Task to carry out
Identify all lines of the data containing the string "kind" and copy them.

The records
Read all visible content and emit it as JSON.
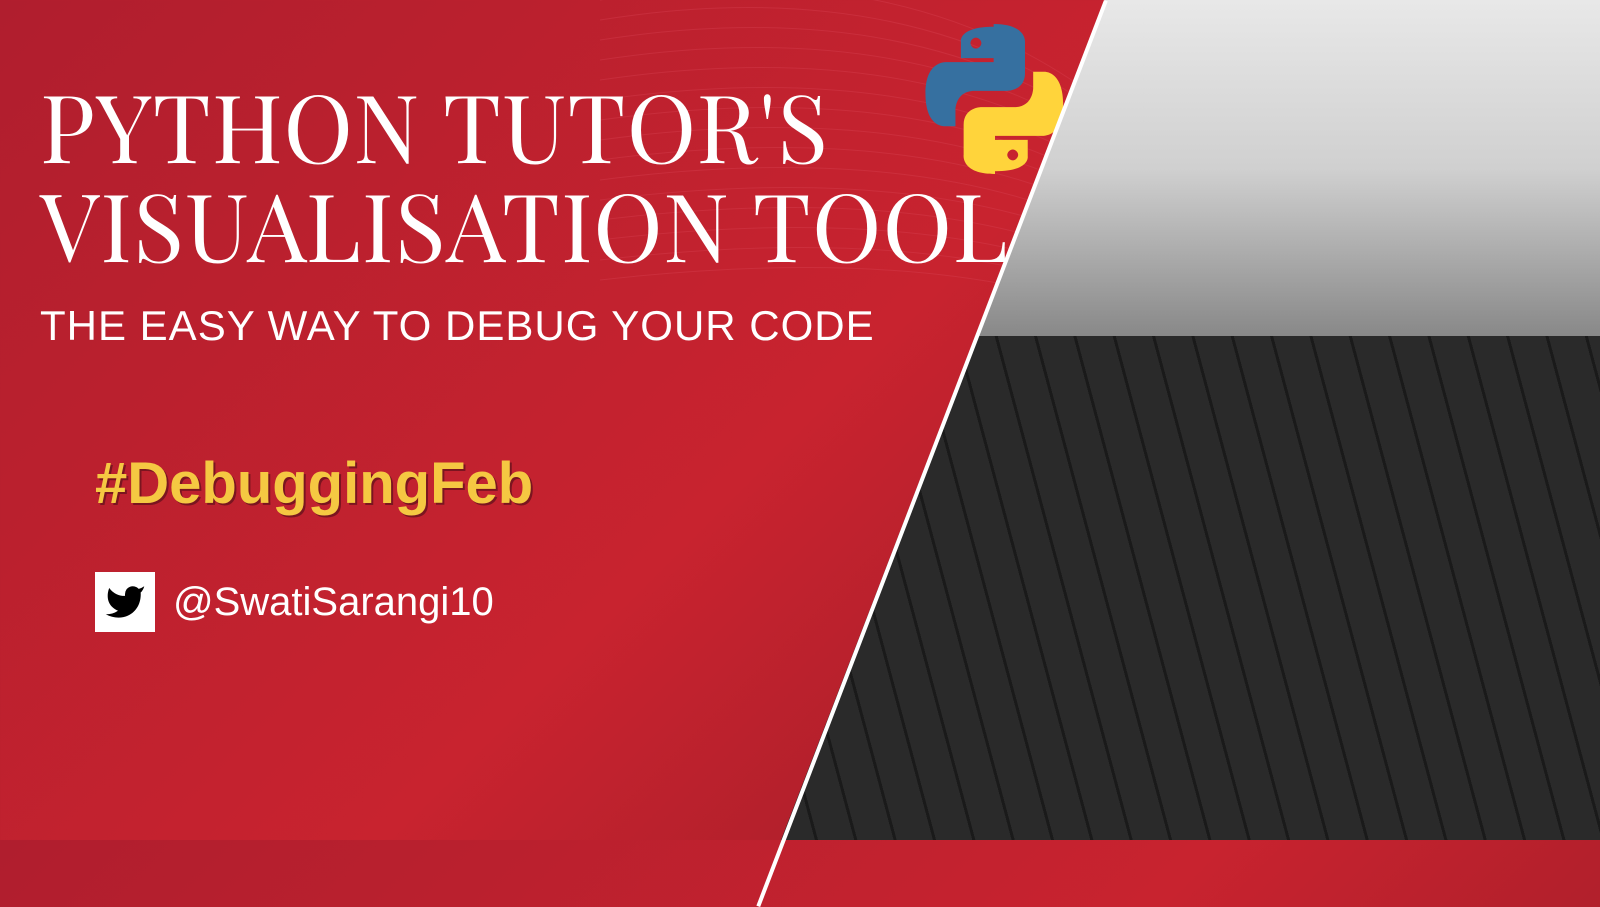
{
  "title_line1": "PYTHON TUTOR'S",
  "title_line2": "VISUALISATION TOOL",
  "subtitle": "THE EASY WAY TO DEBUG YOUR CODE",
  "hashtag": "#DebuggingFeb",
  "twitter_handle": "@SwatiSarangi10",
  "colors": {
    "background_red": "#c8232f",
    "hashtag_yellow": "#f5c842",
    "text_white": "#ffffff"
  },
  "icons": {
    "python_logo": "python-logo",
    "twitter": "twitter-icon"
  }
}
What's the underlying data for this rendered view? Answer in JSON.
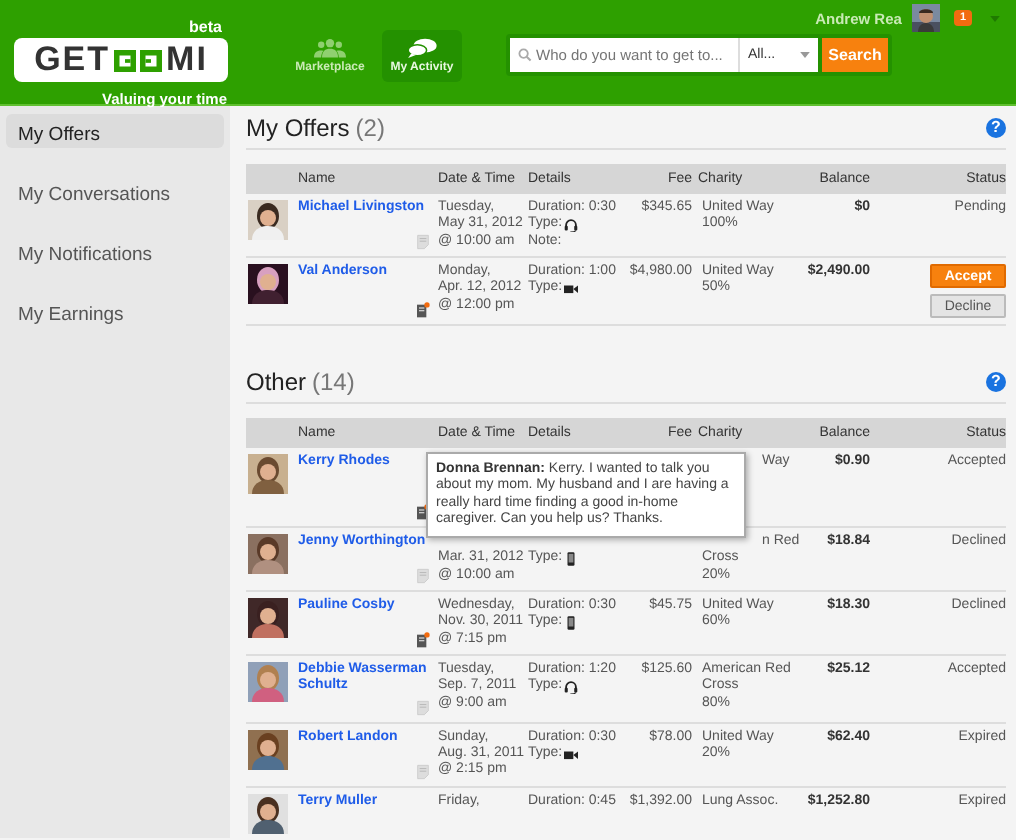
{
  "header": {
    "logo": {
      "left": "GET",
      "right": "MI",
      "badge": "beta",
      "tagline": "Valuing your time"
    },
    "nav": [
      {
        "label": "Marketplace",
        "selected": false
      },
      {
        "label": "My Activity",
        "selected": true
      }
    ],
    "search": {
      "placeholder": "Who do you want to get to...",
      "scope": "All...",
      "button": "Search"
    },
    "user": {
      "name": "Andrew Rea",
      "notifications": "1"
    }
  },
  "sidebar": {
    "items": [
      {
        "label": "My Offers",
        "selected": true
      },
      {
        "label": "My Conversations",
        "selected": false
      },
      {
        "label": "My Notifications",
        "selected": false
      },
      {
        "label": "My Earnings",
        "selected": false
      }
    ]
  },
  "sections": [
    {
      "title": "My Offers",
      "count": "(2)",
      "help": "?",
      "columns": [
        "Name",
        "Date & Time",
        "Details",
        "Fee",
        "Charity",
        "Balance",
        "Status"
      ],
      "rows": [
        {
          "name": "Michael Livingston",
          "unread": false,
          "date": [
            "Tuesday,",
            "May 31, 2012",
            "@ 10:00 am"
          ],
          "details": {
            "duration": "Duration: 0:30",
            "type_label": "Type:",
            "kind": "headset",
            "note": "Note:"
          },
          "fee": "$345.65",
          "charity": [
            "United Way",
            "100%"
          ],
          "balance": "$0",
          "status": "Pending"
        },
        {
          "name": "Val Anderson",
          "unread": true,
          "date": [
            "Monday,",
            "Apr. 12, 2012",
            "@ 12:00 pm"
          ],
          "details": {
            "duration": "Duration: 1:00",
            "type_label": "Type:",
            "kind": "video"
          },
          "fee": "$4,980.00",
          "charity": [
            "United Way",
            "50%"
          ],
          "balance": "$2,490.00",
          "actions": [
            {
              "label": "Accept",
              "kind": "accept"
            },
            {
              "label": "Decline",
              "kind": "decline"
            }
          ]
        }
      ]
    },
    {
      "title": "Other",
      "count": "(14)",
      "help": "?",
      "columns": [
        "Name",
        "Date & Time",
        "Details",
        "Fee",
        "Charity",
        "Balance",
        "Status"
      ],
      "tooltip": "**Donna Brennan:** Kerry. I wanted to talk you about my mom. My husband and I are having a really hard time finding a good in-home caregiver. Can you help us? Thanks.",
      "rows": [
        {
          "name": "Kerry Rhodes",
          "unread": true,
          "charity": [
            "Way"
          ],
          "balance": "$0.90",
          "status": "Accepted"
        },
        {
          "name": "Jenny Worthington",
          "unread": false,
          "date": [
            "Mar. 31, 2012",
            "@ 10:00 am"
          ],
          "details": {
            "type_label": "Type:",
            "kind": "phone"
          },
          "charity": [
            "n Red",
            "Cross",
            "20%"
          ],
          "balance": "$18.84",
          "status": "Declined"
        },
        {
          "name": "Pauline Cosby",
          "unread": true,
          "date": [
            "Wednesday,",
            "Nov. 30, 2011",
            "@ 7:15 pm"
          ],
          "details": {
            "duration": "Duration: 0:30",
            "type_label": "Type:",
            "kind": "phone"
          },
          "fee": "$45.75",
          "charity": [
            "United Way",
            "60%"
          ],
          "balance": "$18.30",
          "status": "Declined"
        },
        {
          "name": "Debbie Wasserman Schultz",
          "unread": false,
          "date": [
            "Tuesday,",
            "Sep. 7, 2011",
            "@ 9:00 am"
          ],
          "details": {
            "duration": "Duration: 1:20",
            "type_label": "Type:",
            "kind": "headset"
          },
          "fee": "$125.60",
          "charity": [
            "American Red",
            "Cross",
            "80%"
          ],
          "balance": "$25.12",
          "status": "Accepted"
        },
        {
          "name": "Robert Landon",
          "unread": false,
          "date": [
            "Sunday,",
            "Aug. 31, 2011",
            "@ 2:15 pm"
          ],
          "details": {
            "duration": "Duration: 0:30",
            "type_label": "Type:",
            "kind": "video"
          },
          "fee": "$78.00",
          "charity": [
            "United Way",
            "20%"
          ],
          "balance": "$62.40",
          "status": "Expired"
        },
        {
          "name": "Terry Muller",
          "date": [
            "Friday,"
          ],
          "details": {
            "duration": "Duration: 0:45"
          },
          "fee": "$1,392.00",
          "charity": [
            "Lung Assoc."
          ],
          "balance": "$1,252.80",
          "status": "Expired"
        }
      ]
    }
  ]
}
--
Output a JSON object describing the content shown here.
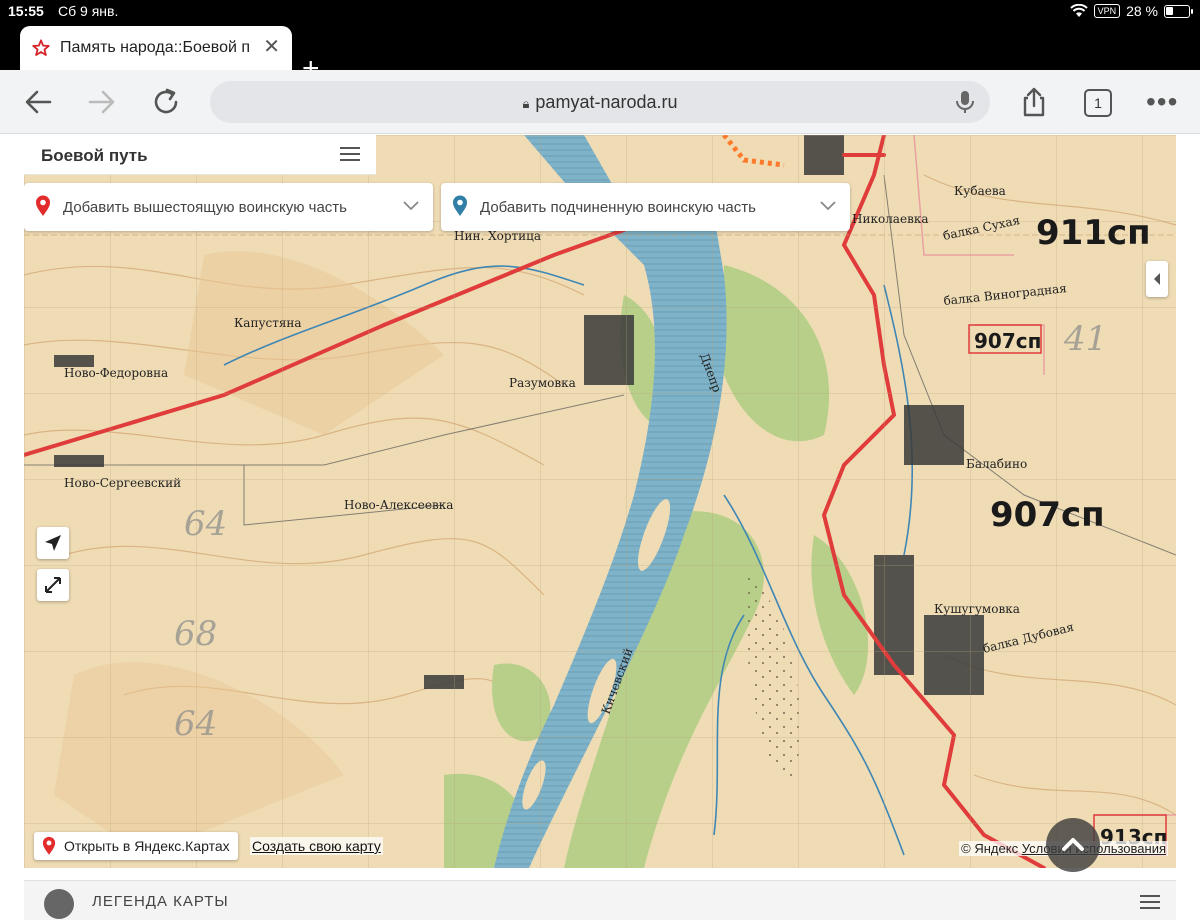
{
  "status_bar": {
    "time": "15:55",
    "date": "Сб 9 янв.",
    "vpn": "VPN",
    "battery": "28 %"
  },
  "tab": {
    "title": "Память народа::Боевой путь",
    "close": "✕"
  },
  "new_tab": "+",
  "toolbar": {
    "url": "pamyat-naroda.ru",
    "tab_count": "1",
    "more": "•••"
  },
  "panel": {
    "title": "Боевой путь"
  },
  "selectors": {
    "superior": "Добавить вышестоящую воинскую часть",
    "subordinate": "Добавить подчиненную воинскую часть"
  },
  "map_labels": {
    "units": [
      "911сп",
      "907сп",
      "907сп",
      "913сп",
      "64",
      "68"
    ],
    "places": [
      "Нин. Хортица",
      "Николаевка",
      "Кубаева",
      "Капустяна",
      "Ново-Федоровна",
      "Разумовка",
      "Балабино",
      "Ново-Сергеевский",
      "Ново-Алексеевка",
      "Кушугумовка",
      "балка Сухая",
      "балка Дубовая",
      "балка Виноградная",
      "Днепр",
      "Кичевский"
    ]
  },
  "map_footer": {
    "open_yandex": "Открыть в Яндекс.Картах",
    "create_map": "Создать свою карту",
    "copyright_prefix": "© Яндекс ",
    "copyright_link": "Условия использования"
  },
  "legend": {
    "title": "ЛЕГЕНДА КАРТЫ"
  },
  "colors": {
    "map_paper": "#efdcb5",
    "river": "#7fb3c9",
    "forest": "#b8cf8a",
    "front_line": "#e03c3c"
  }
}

Response below
            "kind": "headset",
            "kind": "video"
              "kind": "accept"
              "kind": "decline"
            "kind": "phone"
            "kind": "phone"
            "kind": "headset"
            "kind": "video"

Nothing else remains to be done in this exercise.